That is sound advice.
Either rifle will work fine. I would take both. My last trip over I took a 300 Win Mag and 7mm-08 using 180 gr Barnes TSX and 140 gr Nosler Partitions, respectively.
In 2010, a friend of mine took his 270 WSM and a 243 Win. He used the 270 WSM the most and dropped all of the animals you mentioned with the exception of the kudu, which he didn't really hunt.
Whichever you take, make sure you're using premium bullets. I personally like the Barnes TSX and TTSX bullets after having used them for a few years now, but anything like a Nosler Partition, Swift A-frame, North Fork, Woodleigh, etc. should serve you well.
African animals don't wear kevlar, put the bullet where it belongs and smile pretty for the camera!
Good luck on your hunt!!!
I feel that either choice will work fine, I would use premium bullets (i.e. Nosler Partion; Swift A-Frame; Barnes Triple Shock, and would would favor the heavy ones, 180g in the .308, 170g in the .270 (if it's available)
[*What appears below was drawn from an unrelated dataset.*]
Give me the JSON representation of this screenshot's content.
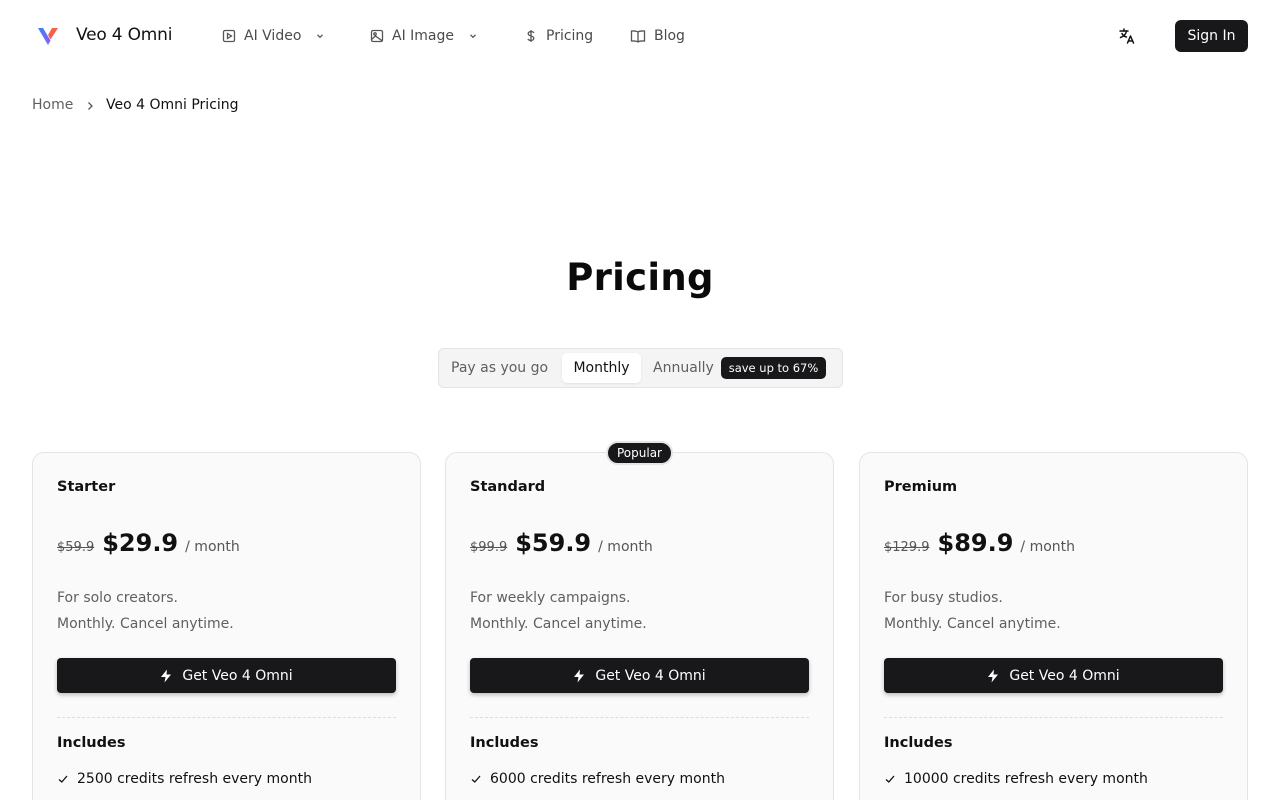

After reading this thread, I think if you really want to take the 270WSM, then why not take them both.? At least that way if the ammo gets lost in transit, you could still get 308 locally. Just the extra cost of the additional rifle.
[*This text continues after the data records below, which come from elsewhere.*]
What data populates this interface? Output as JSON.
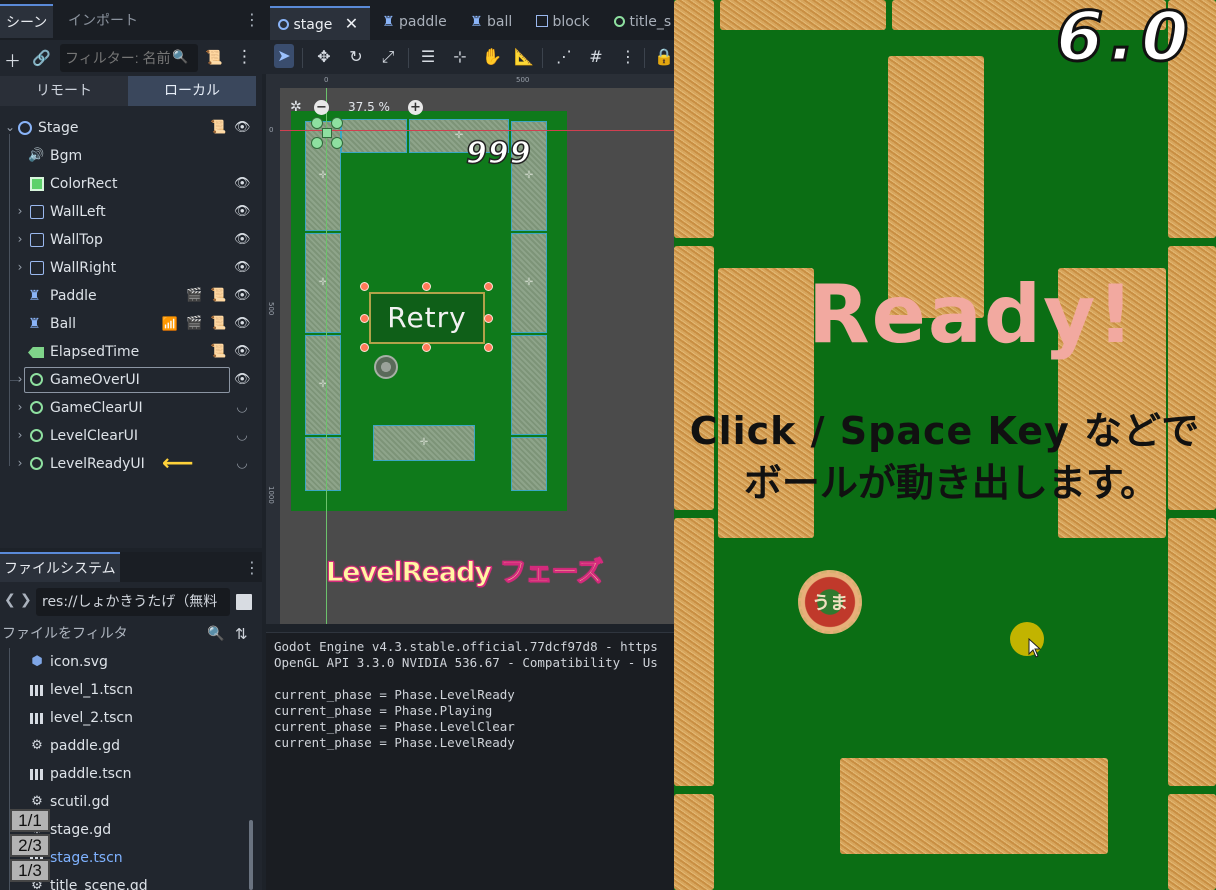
{
  "scene_dock": {
    "tabs": [
      {
        "label": "シーン"
      },
      {
        "label": "インポート"
      }
    ],
    "filter_placeholder": "フィルター: 名前",
    "segments": [
      {
        "label": "リモート"
      },
      {
        "label": "ローカル"
      }
    ],
    "nodes": [
      {
        "label": "Stage"
      },
      {
        "label": "Bgm"
      },
      {
        "label": "ColorRect"
      },
      {
        "label": "WallLeft"
      },
      {
        "label": "WallTop"
      },
      {
        "label": "WallRight"
      },
      {
        "label": "Paddle"
      },
      {
        "label": "Ball"
      },
      {
        "label": "ElapsedTime"
      },
      {
        "label": "GameOverUI"
      },
      {
        "label": "GameClearUI"
      },
      {
        "label": "LevelClearUI"
      },
      {
        "label": "LevelReadyUI"
      }
    ]
  },
  "filesystem": {
    "tab": "ファイルシステム",
    "path": "res://しょかきうたげ（無料",
    "filter_placeholder": "ファイルをフィルタ",
    "files": [
      {
        "name": "icon.svg"
      },
      {
        "name": "level_1.tscn"
      },
      {
        "name": "level_2.tscn"
      },
      {
        "name": "paddle.gd"
      },
      {
        "name": "paddle.tscn"
      },
      {
        "name": "scutil.gd"
      },
      {
        "name": "stage.gd"
      },
      {
        "name": "stage.tscn"
      },
      {
        "name": "title_scene.gd"
      }
    ],
    "badges": [
      "1/1",
      "2/3",
      "1/3"
    ]
  },
  "editor": {
    "tabs": [
      {
        "label": "stage"
      },
      {
        "label": "paddle"
      },
      {
        "label": "ball"
      },
      {
        "label": "block"
      },
      {
        "label": "title_s"
      }
    ],
    "zoom": "37.5 %",
    "ruler_top": [
      "0",
      "500"
    ],
    "ruler_left": [
      "0",
      "500",
      "1000"
    ],
    "preview_score": "999",
    "preview_button": "Retry",
    "phase_label": "LevelReady フェーズ"
  },
  "output": {
    "lines": [
      "Godot Engine v4.3.stable.official.77dcf97d8 - https",
      "OpenGL API 3.3.0 NVIDIA 536.67 - Compatibility - Us",
      "",
      "current_phase = Phase.LevelReady",
      "current_phase = Phase.Playing",
      "current_phase = Phase.LevelClear",
      "current_phase = Phase.LevelReady"
    ]
  },
  "game": {
    "timer": "6.0",
    "ready": "Ready!",
    "instruction_line1": "Click / Space Key などで",
    "instruction_line2": "ボールが動き出します。",
    "paddle_text": "うま"
  },
  "colors": {
    "accent": "#5a8ad8",
    "game_bg": "#0b6e14",
    "ready_text": "#f2a9a0",
    "phase_label": "#fff6a3"
  }
}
I speak from great familiarity of the 7.62x51mm. I served as a infantryman using this cartrige on 3 continentns it is not the panacia that is described here. It has a rainbow terjectery after 300 yards and is not good at carring heavy bullets to thier target. IT DOES NOT KILL EFFECTIVELY PIERIOD!
I dont think anyone here espoused it as a "panacea". Its "trajectory" is no worse than most and who does much big game shooting beyond 300 yards? Within those parameters its fine. And if it is no good why did the military bring it back to augment the 5.56 as limited standard in particular for long range sniping? Its a fine "cartridge" for any "continent" and has its limitations just like all of them. What would you suggest?
Not trying to start an argument but the US millitary uses 50bmg for anything past a few hundred meters. The fact is I took my last Eland @420 lazered meters not many people I know can effectively shoot that far but why limit yourself? Why would you place limitations on yourself if your only chance at a good animal is over 300meters away.
I dont disagree with any of that. Its just that your tirade against the .308 left me sort of perplexed. I dont think most hunters would attempt to shoot any animal at over 400 yards, certainly not me, regardless my cartridge. And yes while its true the .50 BMG is a much better long range round (when available) than the mere .308 or even the .300 Win mag. I doubt it is what most snipers or DM's carry in the field, and many, many long range shots well over 300 yards have been recorded in combat on every continent since the 60's. So to say it wont carry its weight just doesn't square with history.